What if instead of scaling the monster to the player's level, we had a certain class of monsters where the damage you deal was scaled up or down to match the monsters nominal level. The monster would also deal damage in a manner that scaled to the player's level. (Out-of-group player-to-player healing would still be a problem, so perhaps the game would lock all such encounters.) This way it wouldn't matter what level you are.
The player's level itself shouldn't scale, so their relationship with the surrounding zone would be unchanged.
This could open up a whole new set of scenarios. Imagine a huge lag inducing gnoll army starts to march on Qeynos. The entire server can join in on the fight without worrying about level 80s trivializing the fight by rounding up the entire zone and AOEing them. Low level players can even join in. And the monsters can roam around and aggro using normal game mechanics without having to be "force spawned" first.
This would be a neat way to provide story-based content that the entire server can enjoy and play together, without excluding people based on level. Because existing content continues to have level, the sense of progression that the leveling mechanic confers is not eliminated.

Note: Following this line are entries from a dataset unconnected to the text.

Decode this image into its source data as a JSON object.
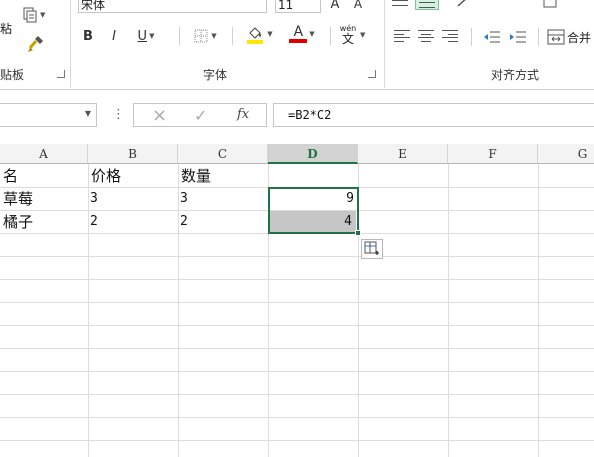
{
  "ribbon": {
    "font_name": "宋体",
    "font_size": "11",
    "clipboard": {
      "paste_label": "粘",
      "group_label": "贴板"
    },
    "font_group": {
      "bold": "B",
      "italic": "I",
      "underline": "U",
      "font_color_letter": "A",
      "phonetic_top": "wén",
      "phonetic_char": "文",
      "group_label": "字体",
      "grow_font": "A",
      "shrink_font": "A"
    },
    "alignment": {
      "group_label": "对齐方式",
      "merge_label": "合并"
    },
    "colors": {
      "highlight": "#ffe600",
      "font_color": "#e00000",
      "accent": "#217346"
    }
  },
  "formula_bar": {
    "name_box": "",
    "more_dots": "⋮",
    "cancel_icon": "×",
    "enter_icon": "✓",
    "fx_label": "fx",
    "formula": "=B2*C2"
  },
  "sheet": {
    "columns": [
      "A",
      "B",
      "C",
      "D",
      "E",
      "F",
      "G"
    ],
    "selected_column": "D",
    "rows": [
      {
        "a": "名",
        "b": "价格",
        "c": "数量",
        "d": ""
      },
      {
        "a": "草莓",
        "b": "3",
        "c": "3",
        "d": "9"
      },
      {
        "a": "橘子",
        "b": "2",
        "c": "2",
        "d": "4"
      }
    ]
  }
}
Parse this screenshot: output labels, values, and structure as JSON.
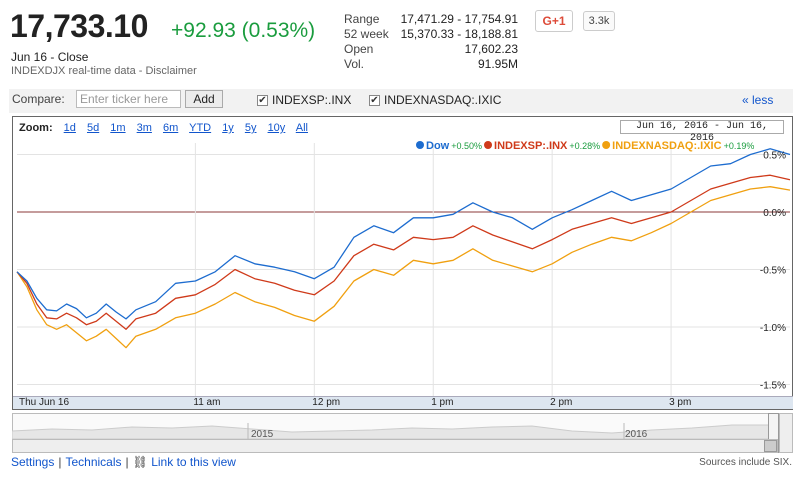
{
  "quote": {
    "price": "17,733.10",
    "change": "+92.93 (0.53%)",
    "date_close": "Jun 16 - Close",
    "disclaimer": "INDEXDJX real-time data - Disclaimer"
  },
  "stats": [
    {
      "label": "Range",
      "value": "17,471.29 - 17,754.91"
    },
    {
      "label": "52 week",
      "value": "15,370.33 - 18,188.81"
    },
    {
      "label": "Open",
      "value": "17,602.23"
    },
    {
      "label": "Vol.",
      "value": "91.95M"
    }
  ],
  "social": {
    "gplus_label": "G+1",
    "count": "3.3k"
  },
  "compare": {
    "label": "Compare:",
    "placeholder": "Enter ticker here",
    "add_label": "Add",
    "tickers": [
      {
        "label": "INDEXSP:.INX",
        "checked": true
      },
      {
        "label": "INDEXNASDAQ:.IXIC",
        "checked": true
      }
    ],
    "less_label": "« less"
  },
  "zoom": {
    "label": "Zoom:",
    "options": [
      "1d",
      "5d",
      "1m",
      "3m",
      "6m",
      "YTD",
      "1y",
      "5y",
      "10y",
      "All"
    ],
    "date_range": "Jun 16, 2016 - Jun 16, 2016"
  },
  "navigator": {
    "years": [
      "2015",
      "2016"
    ]
  },
  "footer": {
    "settings": "Settings",
    "technicals": "Technicals",
    "link": "Link to this view",
    "sources": "Sources include SIX."
  },
  "colors": {
    "dow": "#1d6ccf",
    "inx": "#cf3a1a",
    "ixic": "#f0a010"
  },
  "chart_data": {
    "type": "line",
    "ylim": [
      -1.6,
      0.6
    ],
    "yticks": [
      0.5,
      0.0,
      -0.5,
      -1.0,
      -1.5
    ],
    "ytick_labels": [
      "0.5%",
      "0.0%",
      "-0.5%",
      "-1.0%",
      "-1.5%"
    ],
    "xlim": [
      "09:30",
      "16:00"
    ],
    "xticks": [
      "09:30",
      "11:00",
      "12:00",
      "13:00",
      "14:00",
      "15:00"
    ],
    "xtick_labels": [
      "Thu Jun 16",
      "11 am",
      "12 pm",
      "1 pm",
      "2 pm",
      "3 pm"
    ],
    "grid": true,
    "legend": "top-right",
    "series": [
      {
        "name": "Dow",
        "legend_value": "+0.50%",
        "x": [
          "09:30",
          "09:35",
          "09:40",
          "09:45",
          "09:50",
          "09:55",
          "10:00",
          "10:05",
          "10:10",
          "10:15",
          "10:20",
          "10:25",
          "10:30",
          "10:40",
          "10:50",
          "11:00",
          "11:10",
          "11:20",
          "11:30",
          "11:40",
          "11:50",
          "12:00",
          "12:10",
          "12:20",
          "12:30",
          "12:40",
          "12:50",
          "13:00",
          "13:10",
          "13:20",
          "13:30",
          "13:40",
          "13:50",
          "14:00",
          "14:10",
          "14:20",
          "14:30",
          "14:40",
          "14:50",
          "15:00",
          "15:10",
          "15:20",
          "15:30",
          "15:40",
          "15:50",
          "16:00"
        ],
        "y": [
          -0.52,
          -0.6,
          -0.75,
          -0.85,
          -0.86,
          -0.8,
          -0.84,
          -0.92,
          -0.88,
          -0.8,
          -0.87,
          -0.93,
          -0.85,
          -0.78,
          -0.62,
          -0.6,
          -0.52,
          -0.38,
          -0.45,
          -0.48,
          -0.52,
          -0.58,
          -0.48,
          -0.22,
          -0.12,
          -0.18,
          -0.05,
          -0.05,
          -0.02,
          0.08,
          0.0,
          -0.05,
          -0.15,
          -0.05,
          0.02,
          0.1,
          0.18,
          0.1,
          0.15,
          0.2,
          0.3,
          0.4,
          0.42,
          0.5,
          0.55,
          0.5
        ]
      },
      {
        "name": "INDEXSP:.INX",
        "legend_value": "+0.28%",
        "x": [
          "09:30",
          "09:35",
          "09:40",
          "09:45",
          "09:50",
          "09:55",
          "10:00",
          "10:05",
          "10:10",
          "10:15",
          "10:20",
          "10:25",
          "10:30",
          "10:40",
          "10:50",
          "11:00",
          "11:10",
          "11:20",
          "11:30",
          "11:40",
          "11:50",
          "12:00",
          "12:10",
          "12:20",
          "12:30",
          "12:40",
          "12:50",
          "13:00",
          "13:10",
          "13:20",
          "13:30",
          "13:40",
          "13:50",
          "14:00",
          "14:10",
          "14:20",
          "14:30",
          "14:40",
          "14:50",
          "15:00",
          "15:10",
          "15:20",
          "15:30",
          "15:40",
          "15:50",
          "16:00"
        ],
        "y": [
          -0.52,
          -0.62,
          -0.8,
          -0.92,
          -0.93,
          -0.88,
          -0.92,
          -0.98,
          -0.95,
          -0.88,
          -0.95,
          -1.02,
          -0.93,
          -0.88,
          -0.75,
          -0.72,
          -0.63,
          -0.5,
          -0.58,
          -0.62,
          -0.68,
          -0.72,
          -0.6,
          -0.38,
          -0.28,
          -0.33,
          -0.22,
          -0.24,
          -0.22,
          -0.12,
          -0.2,
          -0.26,
          -0.32,
          -0.24,
          -0.15,
          -0.1,
          -0.05,
          -0.1,
          -0.05,
          0.0,
          0.1,
          0.2,
          0.25,
          0.3,
          0.32,
          0.28
        ]
      },
      {
        "name": "INDEXNASDAQ:.IXIC",
        "legend_value": "+0.19%",
        "x": [
          "09:30",
          "09:35",
          "09:40",
          "09:45",
          "09:50",
          "09:55",
          "10:00",
          "10:05",
          "10:10",
          "10:15",
          "10:20",
          "10:25",
          "10:30",
          "10:40",
          "10:50",
          "11:00",
          "11:10",
          "11:20",
          "11:30",
          "11:40",
          "11:50",
          "12:00",
          "12:10",
          "12:20",
          "12:30",
          "12:40",
          "12:50",
          "13:00",
          "13:10",
          "13:20",
          "13:30",
          "13:40",
          "13:50",
          "14:00",
          "14:10",
          "14:20",
          "14:30",
          "14:40",
          "14:50",
          "15:00",
          "15:10",
          "15:20",
          "15:30",
          "15:40",
          "15:50",
          "16:00"
        ],
        "y": [
          -0.52,
          -0.65,
          -0.85,
          -0.98,
          -1.02,
          -0.98,
          -1.05,
          -1.12,
          -1.08,
          -1.02,
          -1.1,
          -1.18,
          -1.08,
          -1.02,
          -0.92,
          -0.88,
          -0.8,
          -0.7,
          -0.78,
          -0.83,
          -0.9,
          -0.95,
          -0.82,
          -0.6,
          -0.5,
          -0.55,
          -0.42,
          -0.45,
          -0.42,
          -0.32,
          -0.42,
          -0.47,
          -0.52,
          -0.45,
          -0.35,
          -0.28,
          -0.22,
          -0.25,
          -0.18,
          -0.1,
          0.0,
          0.1,
          0.15,
          0.2,
          0.22,
          0.19
        ]
      }
    ]
  }
}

Would such a system be workable?
Final Fantasy XI had something quite like I envisioned several years back when they unleashed the Twinkling Treants upon us. However, instead of scaling damage, they forced players to mentor down to a specific level in order to fight it. This allowed everyone to participate, but it did have the drawback that you had to explicitly look for a guard to grant you the buff you needed to fight the monster first, instead of simply joining in while running by (which would be more immersive and make it more likely for the event to gather participants.)